What was it Cameron was saying the other day about not associating himself with anyone who carried out “aggressive tax avoidance”?
Jeremy can you remember what he said?
Oh well I guess that's because you're too busy trying to sort out your tax affairs:
"The Culture Secretary was paid a dividend by the company he founded in the form of half its office building. The offices were then immediately leased back to the same company.
Accountants said that the deal allowed Mr Hunt to legally reduce his potential tax bill by more than £100,000 because it was completed just days before an announced 10 per cent rise in the tax on dividends in April 2010.
The Culture Secretary and his business partner, Mike Elms, transferred ownership of their company’s office building in Hammersmith into their own names in April 2010, just before the tax rate for the transaction rose to 42.5 per cent. They then leased the property back to Hotcourses, their jointly owned education company, for 10 years.

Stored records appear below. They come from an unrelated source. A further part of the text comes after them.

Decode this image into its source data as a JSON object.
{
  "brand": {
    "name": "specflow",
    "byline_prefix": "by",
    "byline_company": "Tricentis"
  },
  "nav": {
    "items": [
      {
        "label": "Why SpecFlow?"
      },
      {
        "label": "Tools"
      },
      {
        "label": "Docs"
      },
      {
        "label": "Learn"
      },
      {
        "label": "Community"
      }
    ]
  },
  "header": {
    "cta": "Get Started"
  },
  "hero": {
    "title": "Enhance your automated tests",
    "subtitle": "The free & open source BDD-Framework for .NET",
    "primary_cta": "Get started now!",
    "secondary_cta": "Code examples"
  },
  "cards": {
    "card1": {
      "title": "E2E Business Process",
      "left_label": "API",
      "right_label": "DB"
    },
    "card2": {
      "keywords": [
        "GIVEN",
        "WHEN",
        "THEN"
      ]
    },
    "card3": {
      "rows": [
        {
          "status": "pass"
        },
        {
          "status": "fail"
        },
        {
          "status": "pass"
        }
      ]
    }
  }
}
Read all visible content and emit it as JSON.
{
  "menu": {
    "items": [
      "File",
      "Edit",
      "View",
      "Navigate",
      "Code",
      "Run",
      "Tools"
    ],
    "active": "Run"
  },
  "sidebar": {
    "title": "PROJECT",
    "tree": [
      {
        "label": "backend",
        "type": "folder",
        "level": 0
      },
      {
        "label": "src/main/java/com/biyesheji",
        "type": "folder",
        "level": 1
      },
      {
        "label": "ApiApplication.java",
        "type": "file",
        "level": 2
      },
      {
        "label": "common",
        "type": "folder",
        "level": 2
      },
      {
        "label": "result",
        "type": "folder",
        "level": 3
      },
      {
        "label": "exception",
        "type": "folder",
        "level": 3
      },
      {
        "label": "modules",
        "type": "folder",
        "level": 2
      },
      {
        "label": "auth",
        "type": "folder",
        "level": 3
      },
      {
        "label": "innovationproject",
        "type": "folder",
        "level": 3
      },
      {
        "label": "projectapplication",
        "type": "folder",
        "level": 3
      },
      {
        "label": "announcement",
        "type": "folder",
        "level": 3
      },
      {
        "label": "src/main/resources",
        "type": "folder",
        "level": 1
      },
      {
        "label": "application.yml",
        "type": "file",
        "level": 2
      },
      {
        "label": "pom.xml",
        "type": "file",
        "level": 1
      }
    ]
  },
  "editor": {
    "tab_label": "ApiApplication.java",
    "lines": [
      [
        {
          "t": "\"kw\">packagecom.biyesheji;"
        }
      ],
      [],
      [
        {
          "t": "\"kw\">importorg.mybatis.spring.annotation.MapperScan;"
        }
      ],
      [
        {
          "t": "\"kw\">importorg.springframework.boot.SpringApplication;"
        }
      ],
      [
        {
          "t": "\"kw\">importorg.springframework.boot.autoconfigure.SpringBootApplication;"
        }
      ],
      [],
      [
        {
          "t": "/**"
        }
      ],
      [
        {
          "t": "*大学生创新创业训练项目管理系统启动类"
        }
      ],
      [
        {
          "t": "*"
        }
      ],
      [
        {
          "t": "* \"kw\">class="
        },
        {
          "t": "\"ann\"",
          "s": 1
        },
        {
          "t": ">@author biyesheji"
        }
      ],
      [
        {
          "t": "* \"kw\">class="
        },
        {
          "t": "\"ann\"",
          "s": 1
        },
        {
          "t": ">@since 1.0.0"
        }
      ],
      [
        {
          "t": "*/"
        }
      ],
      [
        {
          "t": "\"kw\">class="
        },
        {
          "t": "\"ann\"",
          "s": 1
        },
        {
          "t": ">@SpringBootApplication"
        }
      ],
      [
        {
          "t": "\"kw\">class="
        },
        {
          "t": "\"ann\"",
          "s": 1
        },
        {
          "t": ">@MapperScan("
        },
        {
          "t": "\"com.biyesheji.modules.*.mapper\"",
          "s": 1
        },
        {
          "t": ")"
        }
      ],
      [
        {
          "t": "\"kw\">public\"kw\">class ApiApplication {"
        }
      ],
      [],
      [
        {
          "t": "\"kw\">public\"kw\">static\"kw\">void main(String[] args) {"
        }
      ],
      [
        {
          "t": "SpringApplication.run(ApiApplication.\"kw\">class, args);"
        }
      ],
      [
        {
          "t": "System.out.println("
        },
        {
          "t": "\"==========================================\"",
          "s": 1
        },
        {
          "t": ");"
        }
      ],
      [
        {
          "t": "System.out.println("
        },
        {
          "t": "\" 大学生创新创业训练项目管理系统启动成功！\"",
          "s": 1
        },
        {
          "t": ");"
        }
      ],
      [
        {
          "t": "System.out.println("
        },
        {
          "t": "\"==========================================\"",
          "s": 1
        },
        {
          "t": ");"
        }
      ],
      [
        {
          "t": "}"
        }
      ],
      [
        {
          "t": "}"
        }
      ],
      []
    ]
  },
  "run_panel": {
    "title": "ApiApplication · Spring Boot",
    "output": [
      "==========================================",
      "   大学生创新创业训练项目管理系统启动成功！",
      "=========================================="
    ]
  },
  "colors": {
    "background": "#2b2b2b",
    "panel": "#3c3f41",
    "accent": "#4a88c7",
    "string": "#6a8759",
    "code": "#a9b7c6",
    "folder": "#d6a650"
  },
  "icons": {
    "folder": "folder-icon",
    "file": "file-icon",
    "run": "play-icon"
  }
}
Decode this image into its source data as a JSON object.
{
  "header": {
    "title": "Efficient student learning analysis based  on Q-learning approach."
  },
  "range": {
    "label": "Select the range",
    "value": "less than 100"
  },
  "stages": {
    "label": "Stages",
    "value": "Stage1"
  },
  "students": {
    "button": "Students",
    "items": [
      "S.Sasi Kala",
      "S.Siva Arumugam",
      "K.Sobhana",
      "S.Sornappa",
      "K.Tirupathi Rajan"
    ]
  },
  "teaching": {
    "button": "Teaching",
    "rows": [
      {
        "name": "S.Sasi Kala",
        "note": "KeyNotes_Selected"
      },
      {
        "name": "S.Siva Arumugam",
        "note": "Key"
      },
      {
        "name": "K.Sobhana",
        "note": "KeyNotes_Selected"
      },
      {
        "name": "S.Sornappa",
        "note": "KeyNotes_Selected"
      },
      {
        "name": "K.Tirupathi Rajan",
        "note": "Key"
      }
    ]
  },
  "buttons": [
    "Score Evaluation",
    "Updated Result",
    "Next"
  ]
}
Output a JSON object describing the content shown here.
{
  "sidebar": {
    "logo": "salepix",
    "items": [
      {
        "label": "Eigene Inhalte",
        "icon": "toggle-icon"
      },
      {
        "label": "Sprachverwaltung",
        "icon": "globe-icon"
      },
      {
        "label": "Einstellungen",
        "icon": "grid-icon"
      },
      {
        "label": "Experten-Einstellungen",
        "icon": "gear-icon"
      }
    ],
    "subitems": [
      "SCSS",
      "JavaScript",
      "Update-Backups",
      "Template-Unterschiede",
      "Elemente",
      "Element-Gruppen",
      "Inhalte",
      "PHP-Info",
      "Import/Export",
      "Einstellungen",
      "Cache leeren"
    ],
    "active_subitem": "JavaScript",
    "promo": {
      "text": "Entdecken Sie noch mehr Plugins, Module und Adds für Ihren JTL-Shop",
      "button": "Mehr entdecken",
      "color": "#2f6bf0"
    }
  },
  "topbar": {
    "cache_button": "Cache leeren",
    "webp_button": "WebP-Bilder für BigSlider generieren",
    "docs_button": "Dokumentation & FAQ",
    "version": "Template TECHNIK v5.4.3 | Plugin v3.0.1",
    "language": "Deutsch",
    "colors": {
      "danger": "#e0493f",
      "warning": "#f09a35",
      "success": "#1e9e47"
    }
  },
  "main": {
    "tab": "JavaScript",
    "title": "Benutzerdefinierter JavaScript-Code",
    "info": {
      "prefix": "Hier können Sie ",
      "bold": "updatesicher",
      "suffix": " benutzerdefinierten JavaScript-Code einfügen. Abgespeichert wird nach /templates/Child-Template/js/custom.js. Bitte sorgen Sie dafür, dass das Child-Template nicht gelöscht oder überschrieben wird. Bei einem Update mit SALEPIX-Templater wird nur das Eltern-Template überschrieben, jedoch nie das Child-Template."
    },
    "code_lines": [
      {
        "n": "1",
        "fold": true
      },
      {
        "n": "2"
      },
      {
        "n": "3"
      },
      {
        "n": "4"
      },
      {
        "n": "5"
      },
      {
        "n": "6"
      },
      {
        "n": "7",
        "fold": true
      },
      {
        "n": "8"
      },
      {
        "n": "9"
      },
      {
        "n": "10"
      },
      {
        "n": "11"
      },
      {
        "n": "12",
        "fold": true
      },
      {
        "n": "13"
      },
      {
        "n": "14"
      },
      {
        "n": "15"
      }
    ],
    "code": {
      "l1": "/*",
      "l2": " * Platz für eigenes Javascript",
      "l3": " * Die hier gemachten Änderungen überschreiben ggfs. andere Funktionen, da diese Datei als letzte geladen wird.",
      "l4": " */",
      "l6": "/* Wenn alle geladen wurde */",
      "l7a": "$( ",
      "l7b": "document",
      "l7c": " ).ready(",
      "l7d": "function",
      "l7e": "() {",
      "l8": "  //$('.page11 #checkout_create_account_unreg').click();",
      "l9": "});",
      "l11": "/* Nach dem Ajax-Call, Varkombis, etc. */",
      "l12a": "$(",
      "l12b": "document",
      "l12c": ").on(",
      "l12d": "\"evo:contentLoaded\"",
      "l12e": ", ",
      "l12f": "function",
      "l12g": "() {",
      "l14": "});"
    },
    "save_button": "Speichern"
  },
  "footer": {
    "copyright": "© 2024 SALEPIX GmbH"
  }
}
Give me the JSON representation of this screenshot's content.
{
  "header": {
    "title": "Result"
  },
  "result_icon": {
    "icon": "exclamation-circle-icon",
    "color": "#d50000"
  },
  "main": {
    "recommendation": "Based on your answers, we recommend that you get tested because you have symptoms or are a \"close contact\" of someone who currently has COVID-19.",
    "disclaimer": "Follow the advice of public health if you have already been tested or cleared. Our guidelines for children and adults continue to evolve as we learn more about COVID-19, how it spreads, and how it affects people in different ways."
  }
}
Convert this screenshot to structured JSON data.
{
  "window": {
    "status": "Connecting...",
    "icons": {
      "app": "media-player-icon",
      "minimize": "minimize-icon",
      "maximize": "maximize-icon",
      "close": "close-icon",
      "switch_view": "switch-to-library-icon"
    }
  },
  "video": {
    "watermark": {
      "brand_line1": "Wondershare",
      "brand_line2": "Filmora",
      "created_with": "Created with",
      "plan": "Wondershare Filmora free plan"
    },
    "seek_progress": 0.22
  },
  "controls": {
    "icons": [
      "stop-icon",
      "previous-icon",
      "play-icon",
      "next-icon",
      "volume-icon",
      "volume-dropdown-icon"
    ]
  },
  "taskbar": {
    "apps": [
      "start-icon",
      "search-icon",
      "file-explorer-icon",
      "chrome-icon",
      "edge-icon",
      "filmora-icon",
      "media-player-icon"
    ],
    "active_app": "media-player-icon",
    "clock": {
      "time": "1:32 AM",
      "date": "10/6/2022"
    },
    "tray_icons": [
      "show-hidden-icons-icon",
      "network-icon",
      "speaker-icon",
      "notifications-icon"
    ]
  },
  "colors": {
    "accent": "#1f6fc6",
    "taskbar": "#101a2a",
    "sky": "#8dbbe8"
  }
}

By paying themselves the building as a dividend before the change in tax rules, the two men saved themselves an income tax bill of £202,000 on the £1.8 million deal, by paying tax on it at the rate of 32.5 per cent. The company now pays them £60,750 a year in rent. No stamp duty was payable on the property, which at the time would have been 4 per cent.
Mr Hunt and Mr Elms set up Hotcourses in 1991. Mr Hunt stood down as a director in 2009, but remains a major shareholder in the company.
A spokesman for Mr Hunt said that all the Culture Secretary’s interests were properly declared and approved by his department’s permanent secretary. “Mr Hunt is a shareholder of Hotcourses and has not been an employee since the end of December 2009. The only way he can receive income is as a dividend paid to shareholders. As a shareholder, Mr Hunt has no responsibility for the day-to-day running of Hotcourses, including any financial decisions.”
Mr Hunt owns 48.6 per cent of Hotcourses. In the previous financial year, it paid £2 million in dividends, meaning Mr Hunt would have received £972,000.
Mr Elms said: “A dividend in specie [the name of the transaction] is the correct way to pay a non-cash dividend and all appropriate taxes were paid.
“Mr Hunt has no responsibility for any financial decisions including the nature, amount and timing of dividend payments to shareholders.”
Hundreds of companies brought forward their dividend payments to beat the tax rise in April 2010."